I feel for Mosab Hassan Yousef. I feel for Gonen Ben Yitzhak. Watching this film, and the earlier documentary The Gatekeepers — about the men who led the Shin Bet, with which this would make an excellent double feature — I feel so many things for so many people. In that sense, The Green Prince is a complete success. The fact that I leave with no clear idea of how one might soothe the inhuman situations it presents as fait accompli makes the film less successful.
But the weight of the world can’t rest on one film. That weight’s too busy sitting on those of us who keep the world spinning.
I don’t know that your sense of being left hanging is a failure on the part of this film (I comment in the abstract–I haven’t seen it, though I now plan to). It may actually count as another of the film’s successes.
If you’d come away a freshly-turned bodhisattva, with the beginnings of an idea that would soothe and smooth the inhuman situation between Israel and Palestine (and everywhere; let’s face it, if you could unknot this Gordian tangle, you could cut through pretty much any human discord), would that have made the film a success? Gauging an artistic work’s success on its capacity to turn one into Christ or Buddha or (perhaps more appropriately) Douglas Adams’ Fenchurch, or to induce the delusion that one is any of the above, seems a pretty high standard.
(On the other hand, a production’s capacity to induce delusion may very well be a marker of success on a grand scale. I’m thinking of the original radio broadcast of Wells’ “War of the Worlds,” here.)
The kind of layered time-release of shattering realizations that you describe–empathy for the protagonists’ humanity; then for their enemies and allies’ humanity; then fear at the trap in which they all alike have caught themselves, abyssal and smooth-walled and inescapable–these sound like the product of the very highest art, a piece that recalls the likes of Dostoyevsky and Camus.
In fact, the final layer may be the film’s induction of a feeling of responsibility for these people, of a desire and need to resolve their tragedy–the viewer’s reach for the film, the nearest instrument to hand, and subsequent frustration at its inadequacy. That last, flailing grasp for purchase on the problem might very well be the best marker of it’s portrayal’s success.
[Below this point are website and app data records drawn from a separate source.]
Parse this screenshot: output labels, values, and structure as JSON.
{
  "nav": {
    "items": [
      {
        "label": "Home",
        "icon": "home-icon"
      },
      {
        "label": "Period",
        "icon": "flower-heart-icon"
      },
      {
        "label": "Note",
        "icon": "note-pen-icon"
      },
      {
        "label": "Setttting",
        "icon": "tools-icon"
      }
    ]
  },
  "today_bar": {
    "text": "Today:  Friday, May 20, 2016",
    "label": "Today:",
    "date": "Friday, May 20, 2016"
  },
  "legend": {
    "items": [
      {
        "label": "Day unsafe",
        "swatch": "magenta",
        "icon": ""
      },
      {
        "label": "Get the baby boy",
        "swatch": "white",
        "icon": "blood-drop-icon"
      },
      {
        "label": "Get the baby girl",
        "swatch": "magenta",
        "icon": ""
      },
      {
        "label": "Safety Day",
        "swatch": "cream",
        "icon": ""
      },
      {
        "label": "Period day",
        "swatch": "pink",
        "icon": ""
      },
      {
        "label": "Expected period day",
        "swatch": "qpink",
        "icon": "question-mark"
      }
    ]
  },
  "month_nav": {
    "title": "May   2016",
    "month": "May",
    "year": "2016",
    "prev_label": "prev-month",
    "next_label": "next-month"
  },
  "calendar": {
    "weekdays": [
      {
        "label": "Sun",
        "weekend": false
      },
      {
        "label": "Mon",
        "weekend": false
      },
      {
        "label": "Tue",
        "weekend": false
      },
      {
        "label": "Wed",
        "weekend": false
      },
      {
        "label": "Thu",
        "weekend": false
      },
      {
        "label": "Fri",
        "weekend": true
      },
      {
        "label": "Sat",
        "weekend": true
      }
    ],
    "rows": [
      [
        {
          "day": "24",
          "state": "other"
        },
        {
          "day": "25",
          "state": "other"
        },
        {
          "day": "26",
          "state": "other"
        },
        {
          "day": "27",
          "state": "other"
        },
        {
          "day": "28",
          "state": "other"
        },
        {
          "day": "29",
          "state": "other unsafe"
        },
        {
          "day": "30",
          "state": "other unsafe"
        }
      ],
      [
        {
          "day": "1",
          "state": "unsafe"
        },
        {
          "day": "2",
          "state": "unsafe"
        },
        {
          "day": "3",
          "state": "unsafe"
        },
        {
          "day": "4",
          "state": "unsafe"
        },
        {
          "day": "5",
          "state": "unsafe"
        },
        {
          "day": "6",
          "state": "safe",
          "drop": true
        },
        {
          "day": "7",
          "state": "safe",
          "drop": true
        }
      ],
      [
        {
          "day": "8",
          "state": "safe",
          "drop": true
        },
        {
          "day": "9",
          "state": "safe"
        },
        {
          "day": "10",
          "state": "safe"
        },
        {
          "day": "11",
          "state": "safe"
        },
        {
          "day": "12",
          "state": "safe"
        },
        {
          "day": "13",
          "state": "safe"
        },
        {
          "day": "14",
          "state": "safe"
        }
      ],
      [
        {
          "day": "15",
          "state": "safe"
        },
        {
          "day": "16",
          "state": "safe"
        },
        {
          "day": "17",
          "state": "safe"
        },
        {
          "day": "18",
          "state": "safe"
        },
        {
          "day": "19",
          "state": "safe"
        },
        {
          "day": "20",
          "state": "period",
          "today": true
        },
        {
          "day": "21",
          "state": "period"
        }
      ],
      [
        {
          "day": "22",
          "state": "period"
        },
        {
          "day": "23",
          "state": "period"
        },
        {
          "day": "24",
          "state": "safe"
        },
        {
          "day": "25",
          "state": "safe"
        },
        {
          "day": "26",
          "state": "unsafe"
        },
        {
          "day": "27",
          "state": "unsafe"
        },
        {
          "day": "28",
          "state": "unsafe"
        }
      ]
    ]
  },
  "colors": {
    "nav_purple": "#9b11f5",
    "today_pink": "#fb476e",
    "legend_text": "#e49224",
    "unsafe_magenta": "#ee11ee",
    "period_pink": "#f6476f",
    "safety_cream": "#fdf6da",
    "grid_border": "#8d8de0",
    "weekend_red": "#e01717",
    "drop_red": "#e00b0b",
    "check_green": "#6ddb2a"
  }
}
I certainly remember feeling this way after reading Camus.
Or–and this is also possible–have I misunderstood your feelings?
! “…*its* portrayal’s…” Sorry. I do know the difference between a possessive and a contraction.
Or perhaps I expressed myself too obliquely.
The film feels unquestioning of the assumptions that Hamas deserves eradication and Israel deserves to protect itself in the way that it does. Neither is above question.
But I didn’t (and don’t) want to get into a morass of finger pointing in re: the Middle East. My own thoughts on the matter are complex and not of relevancy to this blog.
I just wanted to raise an eyebrow at a film that avoided a difficult question — one that sits at the center of its subject matter.
Ah. I did misunderstand then. But we agree; neither proposition is above question–and the film having avoided the question, while centering on a turncoat/spy in the Hamas organization, makes it far less insightful than I’d originally imagined.